> ABOUT THIS TASK: Take the data that sits below and write it out again exactly.

> INFORMATION SUPPLIED:
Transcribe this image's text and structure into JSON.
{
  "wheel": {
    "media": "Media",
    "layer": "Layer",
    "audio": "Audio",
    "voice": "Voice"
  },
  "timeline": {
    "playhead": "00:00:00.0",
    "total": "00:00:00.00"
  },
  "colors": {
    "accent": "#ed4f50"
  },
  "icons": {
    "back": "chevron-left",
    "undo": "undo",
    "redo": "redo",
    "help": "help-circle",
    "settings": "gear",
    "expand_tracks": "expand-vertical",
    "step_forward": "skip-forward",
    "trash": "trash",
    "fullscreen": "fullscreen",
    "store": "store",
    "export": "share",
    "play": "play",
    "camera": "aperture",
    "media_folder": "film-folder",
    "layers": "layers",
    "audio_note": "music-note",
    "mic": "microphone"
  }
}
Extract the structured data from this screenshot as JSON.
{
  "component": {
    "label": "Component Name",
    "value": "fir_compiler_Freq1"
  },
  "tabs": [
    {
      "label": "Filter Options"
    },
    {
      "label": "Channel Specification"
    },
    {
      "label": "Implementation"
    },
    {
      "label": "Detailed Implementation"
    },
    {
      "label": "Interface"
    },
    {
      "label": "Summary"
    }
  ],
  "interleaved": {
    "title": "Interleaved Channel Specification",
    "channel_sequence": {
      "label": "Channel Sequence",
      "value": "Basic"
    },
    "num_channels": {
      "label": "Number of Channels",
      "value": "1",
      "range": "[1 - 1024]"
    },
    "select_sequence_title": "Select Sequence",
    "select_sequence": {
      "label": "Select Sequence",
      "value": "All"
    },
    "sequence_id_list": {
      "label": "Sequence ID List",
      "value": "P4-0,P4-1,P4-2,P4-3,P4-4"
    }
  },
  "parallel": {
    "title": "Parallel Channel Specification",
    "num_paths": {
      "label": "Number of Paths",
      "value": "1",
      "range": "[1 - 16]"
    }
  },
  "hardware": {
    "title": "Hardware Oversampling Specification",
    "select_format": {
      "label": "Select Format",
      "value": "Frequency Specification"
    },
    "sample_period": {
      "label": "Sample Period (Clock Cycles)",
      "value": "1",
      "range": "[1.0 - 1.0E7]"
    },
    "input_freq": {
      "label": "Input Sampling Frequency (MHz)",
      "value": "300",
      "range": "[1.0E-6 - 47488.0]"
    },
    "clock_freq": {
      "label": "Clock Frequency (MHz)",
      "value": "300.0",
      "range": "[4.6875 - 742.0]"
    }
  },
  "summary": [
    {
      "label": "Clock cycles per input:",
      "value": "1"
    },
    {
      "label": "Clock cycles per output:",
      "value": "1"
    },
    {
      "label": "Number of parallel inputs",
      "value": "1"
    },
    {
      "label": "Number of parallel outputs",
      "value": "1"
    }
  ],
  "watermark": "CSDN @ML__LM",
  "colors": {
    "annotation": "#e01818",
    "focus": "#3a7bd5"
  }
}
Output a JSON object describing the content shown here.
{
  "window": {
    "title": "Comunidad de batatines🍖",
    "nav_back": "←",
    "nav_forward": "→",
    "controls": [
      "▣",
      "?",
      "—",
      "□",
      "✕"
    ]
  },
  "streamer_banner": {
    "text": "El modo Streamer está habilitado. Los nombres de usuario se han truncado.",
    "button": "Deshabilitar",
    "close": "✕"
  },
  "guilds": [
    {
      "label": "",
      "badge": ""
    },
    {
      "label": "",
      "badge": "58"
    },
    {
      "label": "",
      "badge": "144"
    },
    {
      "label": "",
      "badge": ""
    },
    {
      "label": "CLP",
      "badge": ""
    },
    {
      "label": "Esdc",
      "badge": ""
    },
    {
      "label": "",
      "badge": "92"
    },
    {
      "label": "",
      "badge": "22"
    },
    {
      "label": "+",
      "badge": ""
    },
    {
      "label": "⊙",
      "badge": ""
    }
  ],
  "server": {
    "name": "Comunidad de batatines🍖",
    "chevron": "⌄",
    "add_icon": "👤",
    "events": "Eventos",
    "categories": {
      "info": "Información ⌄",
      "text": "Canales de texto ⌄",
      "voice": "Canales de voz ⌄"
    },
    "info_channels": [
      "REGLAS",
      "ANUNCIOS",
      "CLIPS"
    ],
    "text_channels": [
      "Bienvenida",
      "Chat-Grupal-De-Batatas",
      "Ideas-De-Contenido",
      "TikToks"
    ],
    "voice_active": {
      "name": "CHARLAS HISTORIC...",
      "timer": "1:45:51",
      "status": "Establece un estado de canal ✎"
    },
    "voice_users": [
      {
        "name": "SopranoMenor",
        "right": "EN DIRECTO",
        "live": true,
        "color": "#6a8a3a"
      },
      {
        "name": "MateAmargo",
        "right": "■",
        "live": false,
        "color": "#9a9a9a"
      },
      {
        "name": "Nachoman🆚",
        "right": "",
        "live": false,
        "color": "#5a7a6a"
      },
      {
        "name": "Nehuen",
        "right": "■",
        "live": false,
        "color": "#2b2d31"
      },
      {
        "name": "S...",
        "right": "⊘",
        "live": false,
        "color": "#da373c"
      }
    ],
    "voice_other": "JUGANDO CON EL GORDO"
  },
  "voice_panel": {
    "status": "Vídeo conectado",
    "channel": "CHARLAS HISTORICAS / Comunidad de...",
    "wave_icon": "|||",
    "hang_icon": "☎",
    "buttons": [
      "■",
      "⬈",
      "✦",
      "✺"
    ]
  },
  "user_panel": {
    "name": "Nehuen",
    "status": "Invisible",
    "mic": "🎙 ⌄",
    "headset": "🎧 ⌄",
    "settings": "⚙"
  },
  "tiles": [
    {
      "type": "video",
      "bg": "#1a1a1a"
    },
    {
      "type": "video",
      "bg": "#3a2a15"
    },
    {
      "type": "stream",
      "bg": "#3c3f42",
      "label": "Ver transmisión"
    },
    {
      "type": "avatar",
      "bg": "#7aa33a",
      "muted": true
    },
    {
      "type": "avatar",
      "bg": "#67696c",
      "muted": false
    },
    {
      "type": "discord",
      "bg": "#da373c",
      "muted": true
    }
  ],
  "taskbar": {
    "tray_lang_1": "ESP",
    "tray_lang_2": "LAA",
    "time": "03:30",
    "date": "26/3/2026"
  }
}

> RESPONSE TO THIS EXERCISE:
Transcribe this image's text and structure into JSON.
{
  "wheel": {
    "media": "Media",
    "layer": "Layer",
    "audio": "Audio",
    "voice": "Voice"
  },
  "timeline": {
    "playhead": "00:00:00.0",
    "total": "00:00:00.00"
  },
  "colors": {
    "accent": "#ed4f50"
  },
  "icons": {
    "back": "chevron-left",
    "undo": "undo",
    "redo": "redo",
    "help": "help-circle",
    "settings": "gear",
    "expand_tracks": "expand-vertical",
    "step_forward": "skip-forward",
    "trash": "trash",
    "fullscreen": "fullscreen",
    "store": "store",
    "export": "share",
    "play": "play",
    "camera": "aperture",
    "media_folder": "film-folder",
    "layers": "layers",
    "audio_note": "music-note",
    "mic": "microphone"
  }
}
Extract the structured data from this screenshot as JSON.
{
  "component": {
    "label": "Component Name",
    "value": "fir_compiler_Freq1"
  },
  "tabs": [
    {
      "label": "Filter Options"
    },
    {
      "label": "Channel Specification"
    },
    {
      "label": "Implementation"
    },
    {
      "label": "Detailed Implementation"
    },
    {
      "label": "Interface"
    },
    {
      "label": "Summary"
    }
  ],
  "interleaved": {
    "title": "Interleaved Channel Specification",
    "channel_sequence": {
      "label": "Channel Sequence",
      "value": "Basic"
    },
    "num_channels": {
      "label": "Number of Channels",
      "value": "1",
      "range": "[1 - 1024]"
    },
    "select_sequence_title": "Select Sequence",
    "select_sequence": {
      "label": "Select Sequence",
      "value": "All"
    },
    "sequence_id_list": {
      "label": "Sequence ID List",
      "value": "P4-0,P4-1,P4-2,P4-3,P4-4"
    }
  },
  "parallel": {
    "title": "Parallel Channel Specification",
    "num_paths": {
      "label": "Number of Paths",
      "value": "1",
      "range": "[1 - 16]"
    }
  },
  "hardware": {
    "title": "Hardware Oversampling Specification",
    "select_format": {
      "label": "Select Format",
      "value": "Frequency Specification"
    },
    "sample_period": {
      "label": "Sample Period (Clock Cycles)",
      "value": "1",
      "range": "[1.0 - 1.0E7]"
    },
    "input_freq": {
      "label": "Input Sampling Frequency (MHz)",
      "value": "300",
      "range": "[1.0E-6 - 47488.0]"
    },
    "clock_freq": {
      "label": "Clock Frequency (MHz)",
      "value": "300.0",
      "range": "[4.6875 - 742.0]"
    }
  },
  "summary": [
    {
      "label": "Clock cycles per input:",
      "value": "1"
    },
    {
      "label": "Clock cycles per output:",
      "value": "1"
    },
    {
      "label": "Number of parallel inputs",
      "value": "1"
    },
    {
      "label": "Number of parallel outputs",
      "value": "1"
    }
  ],
  "watermark": "CSDN @ML__LM",
  "colors": {
    "annotation": "#e01818",
    "focus": "#3a7bd5"
  }
}
Output a JSON object describing the content shown here.
{
  "window": {
    "title": "Comunidad de batatines🍖",
    "nav_back": "←",
    "nav_forward": "→",
    "controls": [
      "▣",
      "?",
      "—",
      "□",
      "✕"
    ]
  },
  "streamer_banner": {
    "text": "El modo Streamer está habilitado. Los nombres de usuario se han truncado.",
    "button": "Deshabilitar",
    "close": "✕"
  },
  "guilds": [
    {
      "label": "",
      "badge": ""
    },
    {
      "label": "",
      "badge": "58"
    },
    {
      "label": "",
      "badge": "144"
    },
    {
      "label": "",
      "badge": ""
    },
    {
      "label": "CLP",
      "badge": ""
    },
    {
      "label": "Esdc",
      "badge": ""
    },
    {
      "label": "",
      "badge": "92"
    },
    {
      "label": "",
      "badge": "22"
    },
    {
      "label": "+",
      "badge": ""
    },
    {
      "label": "⊙",
      "badge": ""
    }
  ],
  "server": {
    "name": "Comunidad de batatines🍖",
    "chevron": "⌄",
    "add_icon": "👤",
    "events": "Eventos",
    "categories": {
      "info": "Información ⌄",
      "text": "Canales de texto ⌄",
      "voice": "Canales de voz ⌄"
    },
    "info_channels": [
      "REGLAS",
      "ANUNCIOS",
      "CLIPS"
    ],
    "text_channels": [
      "Bienvenida",
      "Chat-Grupal-De-Batatas",
      "Ideas-De-Contenido",
      "TikToks"
    ],
    "voice_active": {
      "name": "CHARLAS HISTORIC...",
      "timer": "1:45:51",
      "status": "Establece un estado de canal ✎"
    },
    "voice_users": [
      {
        "name": "SopranoMenor",
        "right": "EN DIRECTO",
        "live": true,
        "color": "#6a8a3a"
      },
      {
        "name": "MateAmargo",
        "right": "■",
        "live": false,
        "color": "#9a9a9a"
      },
      {
        "name": "Nachoman🆚",
        "right": "",
        "live": false,
        "color": "#5a7a6a"
      },
      {
        "name": "Nehuen",
        "right": "■",
        "live": false,
        "color": "#2b2d31"
      },
      {
        "name": "S...",
        "right": "⊘",
        "live": false,
        "color": "#da373c"
      }
    ],
    "voice_other": "JUGANDO CON EL GORDO"
  },
  "voice_panel": {
    "status": "Vídeo conectado",
    "channel": "CHARLAS HISTORICAS / Comunidad de...",
    "wave_icon": "|||",
    "hang_icon": "☎",
    "buttons": [
      "■",
      "⬈",
      "✦",
      "✺"
    ]
  },
  "user_panel": {
    "name": "Nehuen",
    "status": "Invisible",
    "mic": "🎙 ⌄",
    "headset": "🎧 ⌄",
    "settings": "⚙"
  },
  "tiles": [
    {
      "type": "video",
      "bg": "#1a1a1a"
    },
    {
      "type": "video",
      "bg": "#3a2a15"
    },
    {
      "type": "stream",
      "bg": "#3c3f42",
      "label": "Ver transmisión"
    },
    {
      "type": "avatar",
      "bg": "#7aa33a",
      "muted": true
    },
    {
      "type": "avatar",
      "bg": "#67696c",
      "muted": false
    },
    {
      "type": "discord",
      "bg": "#da373c",
      "muted": true
    }
  ],
  "taskbar": {
    "tray_lang_1": "ESP",
    "tray_lang_2": "LAA",
    "time": "03:30",
    "date": "26/3/2026"
  }
}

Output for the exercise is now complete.